What needs to be done: Your answer must be the full set of entries, repeated exactly.

Dataset rows for apps and sites:
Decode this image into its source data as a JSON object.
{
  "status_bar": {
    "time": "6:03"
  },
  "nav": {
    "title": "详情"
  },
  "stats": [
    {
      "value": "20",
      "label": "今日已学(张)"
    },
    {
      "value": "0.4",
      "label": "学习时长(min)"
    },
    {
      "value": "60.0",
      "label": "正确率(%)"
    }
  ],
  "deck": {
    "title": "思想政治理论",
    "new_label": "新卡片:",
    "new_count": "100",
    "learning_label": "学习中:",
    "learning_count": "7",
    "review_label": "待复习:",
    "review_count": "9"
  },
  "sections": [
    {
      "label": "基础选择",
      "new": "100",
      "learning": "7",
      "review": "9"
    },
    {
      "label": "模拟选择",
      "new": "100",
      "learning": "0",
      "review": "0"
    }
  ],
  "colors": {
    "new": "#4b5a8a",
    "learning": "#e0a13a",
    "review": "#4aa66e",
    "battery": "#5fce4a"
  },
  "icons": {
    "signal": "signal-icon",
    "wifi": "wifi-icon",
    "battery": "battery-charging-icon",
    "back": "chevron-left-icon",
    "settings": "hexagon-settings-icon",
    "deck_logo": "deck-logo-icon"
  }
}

Problem solution:
Decode this image into its source data as a JSON object.
{
  "status_bar": {
    "time": "6:03"
  },
  "nav": {
    "title": "详情"
  },
  "stats": [
    {
      "value": "20",
      "label": "今日已学(张)"
    },
    {
      "value": "0.4",
      "label": "学习时长(min)"
    },
    {
      "value": "60.0",
      "label": "正确率(%)"
    }
  ],
  "deck": {
    "title": "思想政治理论",
    "new_label": "新卡片:",
    "new_count": "100",
    "learning_label": "学习中:",
    "learning_count": "7",
    "review_label": "待复习:",
    "review_count": "9"
  },
  "sections": [
    {
      "label": "基础选择",
      "new": "100",
      "learning": "7",
      "review": "9"
    },
    {
      "label": "模拟选择",
      "new": "100",
      "learning": "0",
      "review": "0"
    }
  ],
  "colors": {
    "new": "#4b5a8a",
    "learning": "#e0a13a",
    "review": "#4aa66e",
    "battery": "#5fce4a"
  },
  "icons": {
    "signal": "signal-icon",
    "wifi": "wifi-icon",
    "battery": "battery-charging-icon",
    "back": "chevron-left-icon",
    "settings": "hexagon-settings-icon",
    "deck_logo": "deck-logo-icon"
  }
}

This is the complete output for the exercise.